Task details:
Your reply should hold only the lines from the records below where "pages" occurs.

Data records:
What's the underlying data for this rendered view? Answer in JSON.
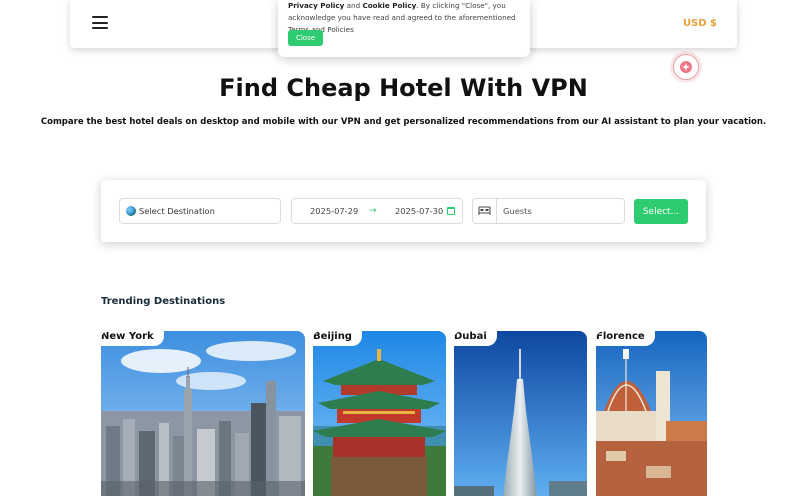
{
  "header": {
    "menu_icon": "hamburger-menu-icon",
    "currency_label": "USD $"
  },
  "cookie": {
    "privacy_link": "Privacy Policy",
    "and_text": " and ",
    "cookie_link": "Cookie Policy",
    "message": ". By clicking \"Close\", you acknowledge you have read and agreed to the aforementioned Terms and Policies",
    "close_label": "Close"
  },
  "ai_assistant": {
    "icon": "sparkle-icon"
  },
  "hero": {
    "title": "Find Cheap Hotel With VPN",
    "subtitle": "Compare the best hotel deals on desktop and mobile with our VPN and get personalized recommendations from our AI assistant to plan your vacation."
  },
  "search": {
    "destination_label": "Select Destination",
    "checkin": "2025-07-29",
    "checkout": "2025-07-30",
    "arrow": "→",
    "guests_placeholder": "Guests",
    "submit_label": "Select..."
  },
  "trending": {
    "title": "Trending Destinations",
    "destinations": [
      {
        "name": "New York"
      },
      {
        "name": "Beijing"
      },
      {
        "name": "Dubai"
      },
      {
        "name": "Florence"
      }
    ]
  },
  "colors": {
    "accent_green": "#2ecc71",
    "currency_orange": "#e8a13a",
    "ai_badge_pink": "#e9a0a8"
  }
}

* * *

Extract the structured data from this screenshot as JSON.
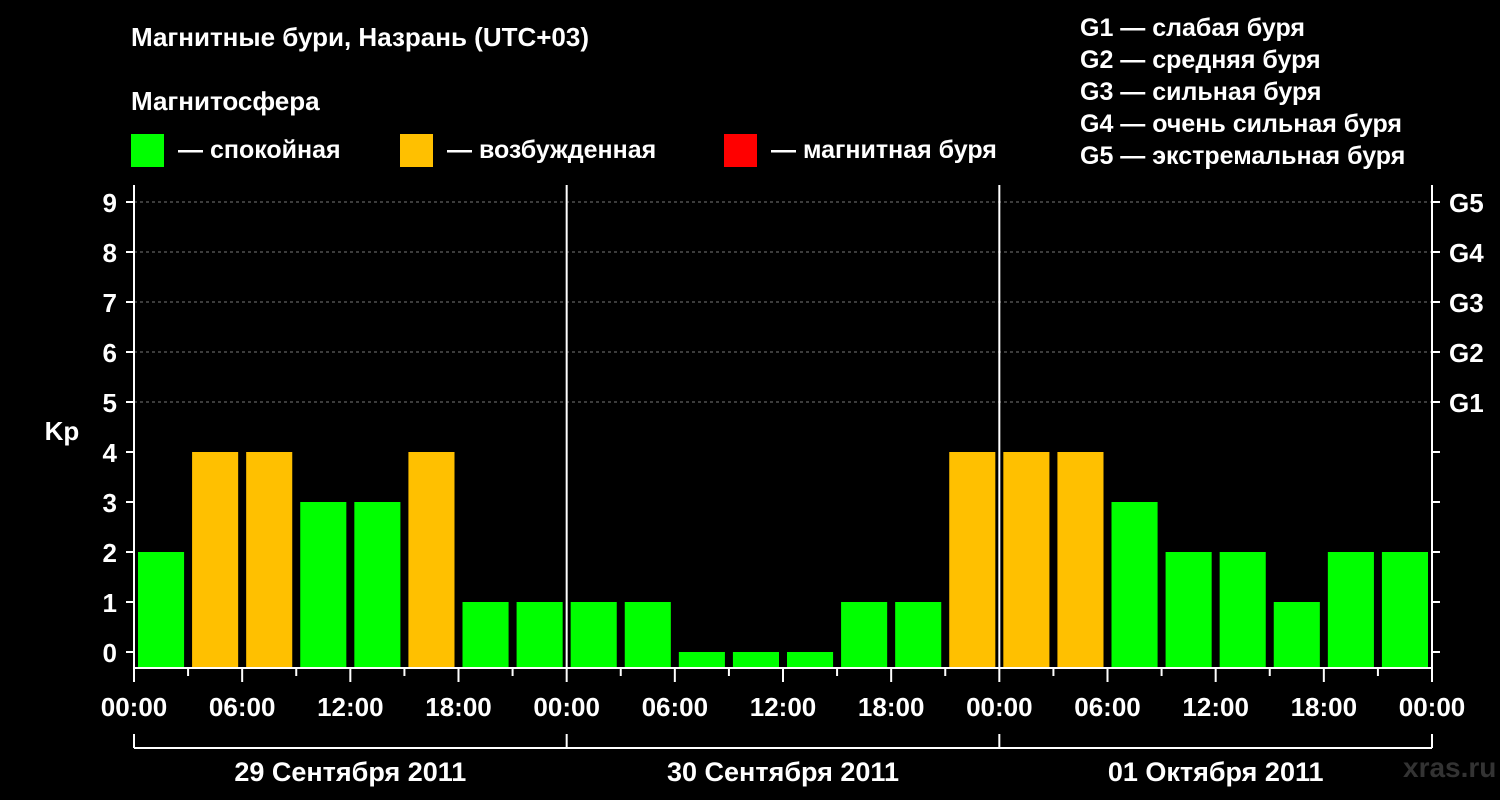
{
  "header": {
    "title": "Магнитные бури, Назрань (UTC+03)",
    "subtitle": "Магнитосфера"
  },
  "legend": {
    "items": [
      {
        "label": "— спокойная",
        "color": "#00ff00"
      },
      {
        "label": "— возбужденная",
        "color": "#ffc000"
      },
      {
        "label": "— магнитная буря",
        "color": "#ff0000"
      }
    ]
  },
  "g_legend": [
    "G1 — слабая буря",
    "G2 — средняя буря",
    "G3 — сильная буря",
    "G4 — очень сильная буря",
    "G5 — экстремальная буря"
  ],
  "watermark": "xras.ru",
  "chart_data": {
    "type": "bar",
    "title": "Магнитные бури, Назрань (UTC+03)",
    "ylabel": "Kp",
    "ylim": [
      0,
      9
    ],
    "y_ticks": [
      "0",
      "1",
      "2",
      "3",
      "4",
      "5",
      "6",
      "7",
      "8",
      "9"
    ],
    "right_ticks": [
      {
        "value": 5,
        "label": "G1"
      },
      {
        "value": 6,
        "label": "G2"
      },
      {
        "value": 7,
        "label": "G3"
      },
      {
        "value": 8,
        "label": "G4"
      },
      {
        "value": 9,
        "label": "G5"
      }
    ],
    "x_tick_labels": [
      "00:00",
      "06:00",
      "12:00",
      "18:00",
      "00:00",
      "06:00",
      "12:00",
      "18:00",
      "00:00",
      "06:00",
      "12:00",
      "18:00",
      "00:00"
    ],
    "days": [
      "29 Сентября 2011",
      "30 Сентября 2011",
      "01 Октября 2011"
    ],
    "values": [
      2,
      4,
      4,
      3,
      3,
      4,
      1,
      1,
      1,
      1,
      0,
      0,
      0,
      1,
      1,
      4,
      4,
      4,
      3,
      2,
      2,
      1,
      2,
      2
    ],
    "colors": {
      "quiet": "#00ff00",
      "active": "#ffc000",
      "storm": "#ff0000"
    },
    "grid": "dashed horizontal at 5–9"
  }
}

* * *

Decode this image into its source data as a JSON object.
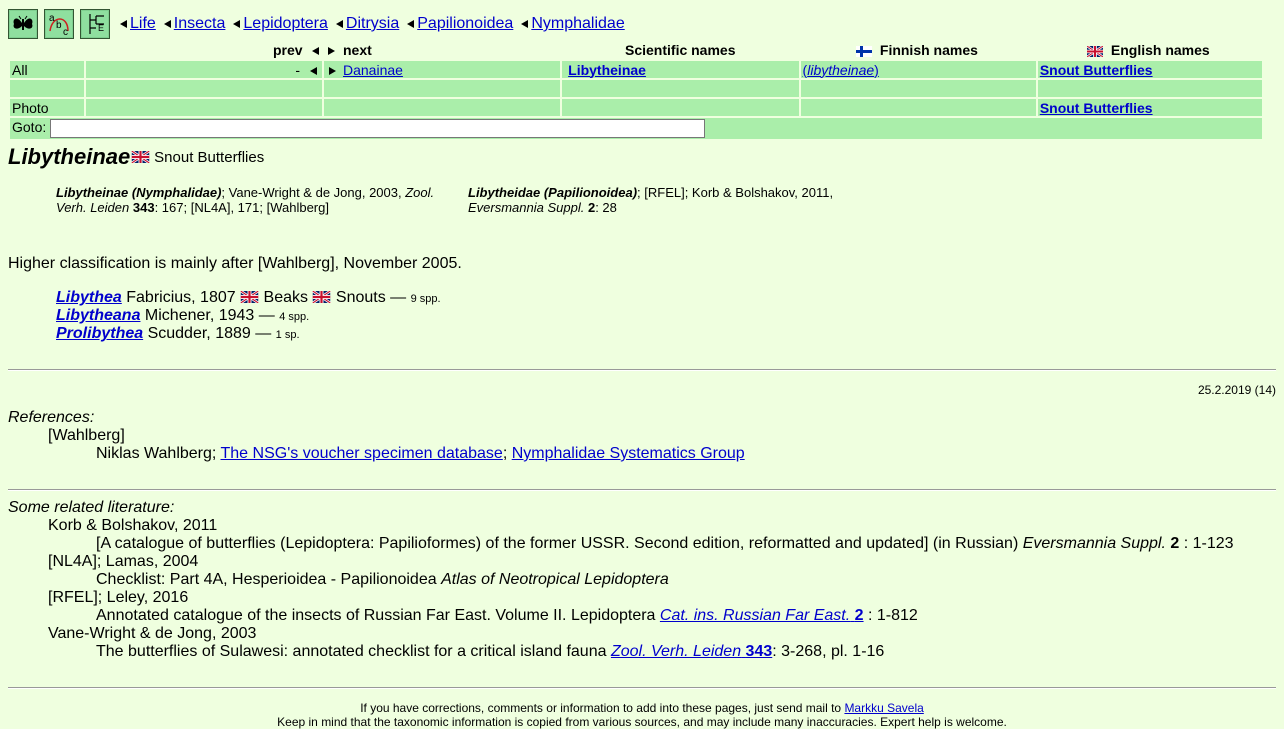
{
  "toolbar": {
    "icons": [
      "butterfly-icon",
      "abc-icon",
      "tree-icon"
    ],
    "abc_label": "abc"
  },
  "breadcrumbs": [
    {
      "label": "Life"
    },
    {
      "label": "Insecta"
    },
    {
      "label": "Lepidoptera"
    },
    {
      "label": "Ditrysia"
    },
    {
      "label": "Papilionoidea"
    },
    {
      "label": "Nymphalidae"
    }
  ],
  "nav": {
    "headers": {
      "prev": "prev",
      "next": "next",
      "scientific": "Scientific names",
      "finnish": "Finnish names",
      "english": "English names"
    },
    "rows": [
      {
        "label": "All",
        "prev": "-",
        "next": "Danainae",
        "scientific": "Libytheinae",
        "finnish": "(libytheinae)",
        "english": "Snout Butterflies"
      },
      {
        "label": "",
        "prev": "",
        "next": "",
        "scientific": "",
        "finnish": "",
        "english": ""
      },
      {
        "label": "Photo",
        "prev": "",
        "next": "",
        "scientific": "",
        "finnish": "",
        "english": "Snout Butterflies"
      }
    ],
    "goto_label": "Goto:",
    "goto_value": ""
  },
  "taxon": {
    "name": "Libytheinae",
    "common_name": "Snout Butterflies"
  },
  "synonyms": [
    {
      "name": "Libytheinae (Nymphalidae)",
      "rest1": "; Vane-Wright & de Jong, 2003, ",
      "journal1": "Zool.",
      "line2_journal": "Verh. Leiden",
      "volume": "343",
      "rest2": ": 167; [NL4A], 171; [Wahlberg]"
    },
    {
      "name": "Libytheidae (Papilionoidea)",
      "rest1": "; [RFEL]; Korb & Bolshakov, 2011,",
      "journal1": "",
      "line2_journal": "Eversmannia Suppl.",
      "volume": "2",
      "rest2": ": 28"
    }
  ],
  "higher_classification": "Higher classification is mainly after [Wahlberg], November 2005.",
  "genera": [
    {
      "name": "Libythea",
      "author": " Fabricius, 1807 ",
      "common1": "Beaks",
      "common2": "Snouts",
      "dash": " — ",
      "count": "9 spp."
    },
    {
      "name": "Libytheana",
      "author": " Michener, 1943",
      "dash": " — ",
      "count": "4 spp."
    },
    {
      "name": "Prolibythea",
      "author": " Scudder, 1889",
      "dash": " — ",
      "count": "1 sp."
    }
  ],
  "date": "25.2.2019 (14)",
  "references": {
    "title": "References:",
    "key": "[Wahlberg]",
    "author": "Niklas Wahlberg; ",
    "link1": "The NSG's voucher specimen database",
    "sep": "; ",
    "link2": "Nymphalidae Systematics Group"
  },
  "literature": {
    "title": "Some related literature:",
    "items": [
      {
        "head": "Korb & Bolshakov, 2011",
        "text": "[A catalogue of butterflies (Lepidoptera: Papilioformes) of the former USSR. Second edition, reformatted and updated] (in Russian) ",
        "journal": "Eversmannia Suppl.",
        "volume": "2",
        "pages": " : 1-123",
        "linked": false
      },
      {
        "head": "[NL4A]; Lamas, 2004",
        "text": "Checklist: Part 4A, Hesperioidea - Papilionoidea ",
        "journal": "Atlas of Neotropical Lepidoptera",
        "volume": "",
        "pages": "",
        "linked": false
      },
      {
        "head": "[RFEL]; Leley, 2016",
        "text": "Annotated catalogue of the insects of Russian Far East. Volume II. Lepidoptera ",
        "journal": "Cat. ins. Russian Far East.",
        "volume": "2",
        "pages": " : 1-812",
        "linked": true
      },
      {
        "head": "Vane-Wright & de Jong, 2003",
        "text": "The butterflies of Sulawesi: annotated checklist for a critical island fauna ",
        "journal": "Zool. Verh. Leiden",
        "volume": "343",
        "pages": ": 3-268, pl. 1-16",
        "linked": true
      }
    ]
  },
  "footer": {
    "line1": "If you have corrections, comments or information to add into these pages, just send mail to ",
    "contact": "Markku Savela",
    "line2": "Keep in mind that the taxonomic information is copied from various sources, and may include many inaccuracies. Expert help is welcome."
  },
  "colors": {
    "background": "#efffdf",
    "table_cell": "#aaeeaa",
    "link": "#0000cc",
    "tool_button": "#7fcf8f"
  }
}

Expected output:
        "pages": " : 1-123",
        "pages": "",
        "pages": " : 1-812",
        "pages": ": 3-268, pl. 1-16",
    "line1": "If you have corrections, comments or information to add into these pages, just send mail to ",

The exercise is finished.